Some historians call it the decisive battle in the early Pacific war. It surely sealed the fate of Java and the Dutch East Indies and decimated the Allied naval forces.
Though I have added a summary of this battle under ‘Military Background’ I cannot resist adding an excerpt from ‘The Java Gold’ in this post.
Remark: the dialogues in this fragment are not the authors imagination. They have been recorded by several historians…
Surabaya, Thursday February 26, 1942
… Rear Admiral Karel Doorman put down the telephone in disgust. The conversation with his Commander in Chief, Vice Admiral Helfrich had been unpleasant to say the least. They had discussed the Japanese threat and Helfrich had quoted a sighting report by a Dutch ‘Catalina’
‘…Japanese convoy consisting of 30 troopships, escorted by 2 cruisers and 4 destroyers sighted 200 miles north of Java in Makassar Strait, heading south at about 12 knots..’
Helfrich had urged him to go for it but he was very suspicious. Could they get confirmation? A large convoy like this should have a much stronger protective screen of surface ships and submarines. Where were they? And what air cover did they have? How many fighters and bombers were detailed to escort this convoy?
Or, to be more specific: what kind of trap was being laid for him?
Did his combined striking force have a chance to survive?
Or would they suffer the same fate as the ‘Repulse’ and ‘Prince of Wales’ some months earlier, to be overwhelmed by land-based bombers and sank within the hour?
But when he had suggested that it might be prudent to retreat to Ceylon and save the remaining strength of the fleet for another, less unequal fight, Helfrich had imperiously vetoed the whole idea.
There would be no retreating to Ceylon, he had said. Washington and London had ordered the utmost resistance and had decided long ago that it would be the duty of the Dutch navy to intercept and destroy any Japanese threat in the Java Sea. And his concluding remark had been that the few remaining Dutch ships were not needed in other areas. Disgusted by this attitude, Doorman had tried to argue his point once more but Helfrich had rudely terminated the telephone conversation with a final brutal order ‘You’ll stay and fight it out!’

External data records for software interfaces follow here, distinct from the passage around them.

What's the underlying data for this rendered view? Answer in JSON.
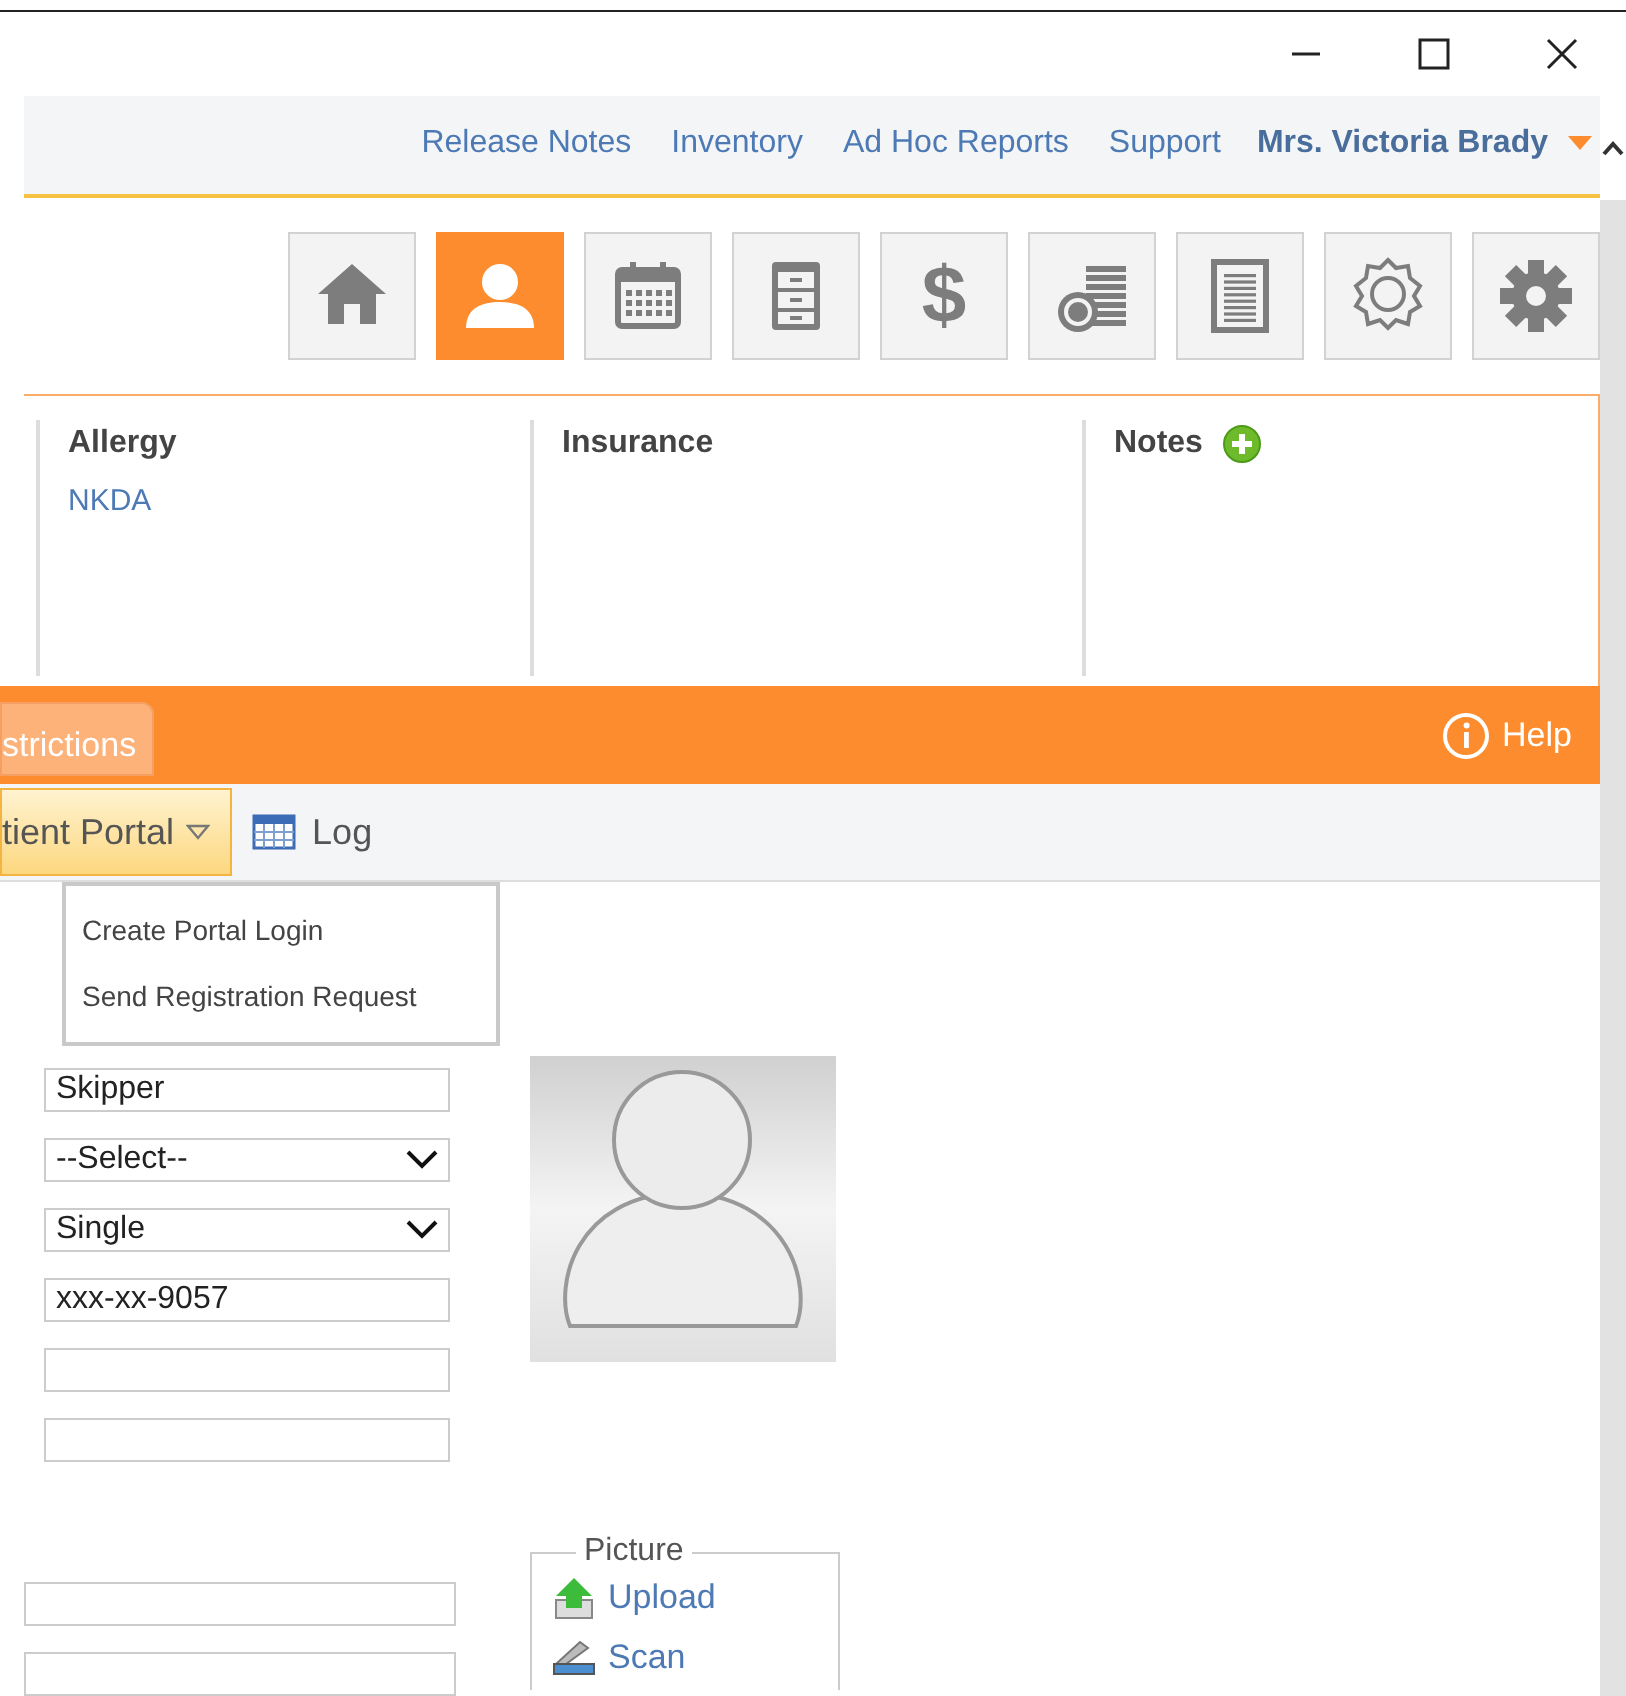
{
  "nav_links": [
    {
      "label": "Release Notes"
    },
    {
      "label": "Inventory"
    },
    {
      "label": "Ad Hoc Reports"
    },
    {
      "label": "Support"
    }
  ],
  "user_menu": {
    "label": "Mrs. Victoria Brady"
  },
  "toolbar": [
    {
      "kind": "home",
      "selected": false
    },
    {
      "kind": "person",
      "selected": true
    },
    {
      "kind": "calendar",
      "selected": false
    },
    {
      "kind": "cabinet",
      "selected": false
    },
    {
      "kind": "dollar",
      "glyph": "$",
      "selected": false
    },
    {
      "kind": "coins",
      "selected": false
    },
    {
      "kind": "document",
      "selected": false
    },
    {
      "kind": "award",
      "selected": false
    },
    {
      "kind": "gear",
      "selected": false
    }
  ],
  "summary": [
    {
      "heading": "Allergy",
      "value": "NKDA",
      "add_button": false
    },
    {
      "heading": "Insurance",
      "add_button": false
    },
    {
      "heading": "Notes",
      "add_button": true
    }
  ],
  "tab_band": {
    "tabs": [
      {
        "label": "strictions",
        "selected": false
      }
    ],
    "help": "Help"
  },
  "subtoolbar": {
    "portal_button": "tient Portal",
    "expanded": true,
    "log": "Log"
  },
  "portal_menu": [
    "Create Portal Login",
    "Send Registration Request"
  ],
  "fields": [
    {
      "kind": "text",
      "value": "Skipper"
    },
    {
      "kind": "select",
      "value": "--Select--"
    },
    {
      "kind": "select",
      "value": "Single"
    },
    {
      "kind": "text",
      "value": "xxx-xx-9057"
    },
    {
      "kind": "text"
    },
    {
      "kind": "text"
    }
  ],
  "lower_fields": [
    {
      "kind": "text"
    },
    {
      "kind": "text"
    }
  ],
  "picture_box": {
    "legend": "Picture",
    "actions": [
      {
        "kind": "upload",
        "label": "Upload"
      },
      {
        "kind": "scan",
        "label": "Scan"
      }
    ]
  }
}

Making his way back to his flagship, the ageing cruiser ‘De Ruyter’, his footsteps rang curiously loud on the cobblestones between the fire-scarred and bomb-damaged walls of the silent and deserted Surabaya naval dockyard. Just outside the dockyard gates he bumped into an old acquaintance and they chatted for a few moments.
When his friend wished him good luck while they shook hands, Doorman remarked ‘I guess I’ll be shark-shit before very long!’
He left without another word, his friend staring after him.
But his old cruiser was fully manned and ready to sail. Morale in the navy was still high and though the sailors knew their chances were grim, all ships sailed with their full complements. Even USS ‘Houston’ reported no desertions, though 50 of her sailors had been killed when she had been severely mauled by Japanese shells and bombs during a battle off Bali.
Nearly all native personnel had deserted the dockyard when the Japanese air raids had started in earnest and on this fateful day there were barely enough hands around to cast off the mooring ropes.
The cruisers and destroyers sailed in an eerie silence and slowly disappeared in the distant haze…